Central Banks Propping up the Dollar
Aug 16, 2008
Economic analysis often makes no sense, because the true "fundamentals" of the economy so often run contrary to what actually occurs on Wall Street. Such phenomena can be explained generally by government intervention and/or manipulation (which is the same thing).
Though we see banks failing one after another, for some unexplained reason, Wall Street seems to react positively to bad news and good news alike. If interest rates go up, the Dow rises because "it looks like that's the last time they'll raise interest rates." If interest rates go down, the Dow rises because "the rise is over."
When a company posts record losses, the Dow rises because "it wasn't as bad as we thought it would be." When it posts gains, the Dow rises for more obvious reasons.
I read years ago that the Fed itself buys and sells trillions of dollars worth of stocks each day. If that is so, it is easy to see how the Fed could manipulate markets all by itself. To make the Dow rise, all it would have to do would be to go on a buying streak. Everyone else would follow suit, knowing that the prices would be on the rise. And so, the markets are not governed particularly by the genuine fundamentals of corporate strength or weakness, but by artificial manipulation.

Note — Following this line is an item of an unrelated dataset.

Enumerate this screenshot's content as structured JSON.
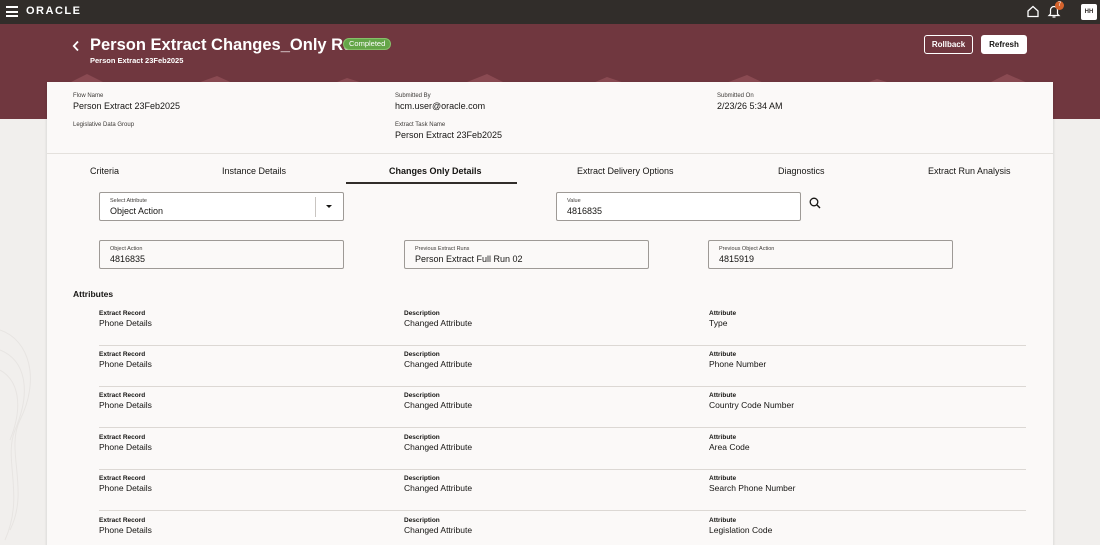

Some time ago the government created the "Plunge Protection Team," to manipulate the markets whenever it looked like a serious drop in the stock market was about to occur. Their handiwork appears to be visible in the past couple of weeks, as the markets have gone up, the dollar has strengthened, and gold and silver have plunged in price. The question is whether such artificial measures can withstand the actual truth of the bad state of the economy in the long run.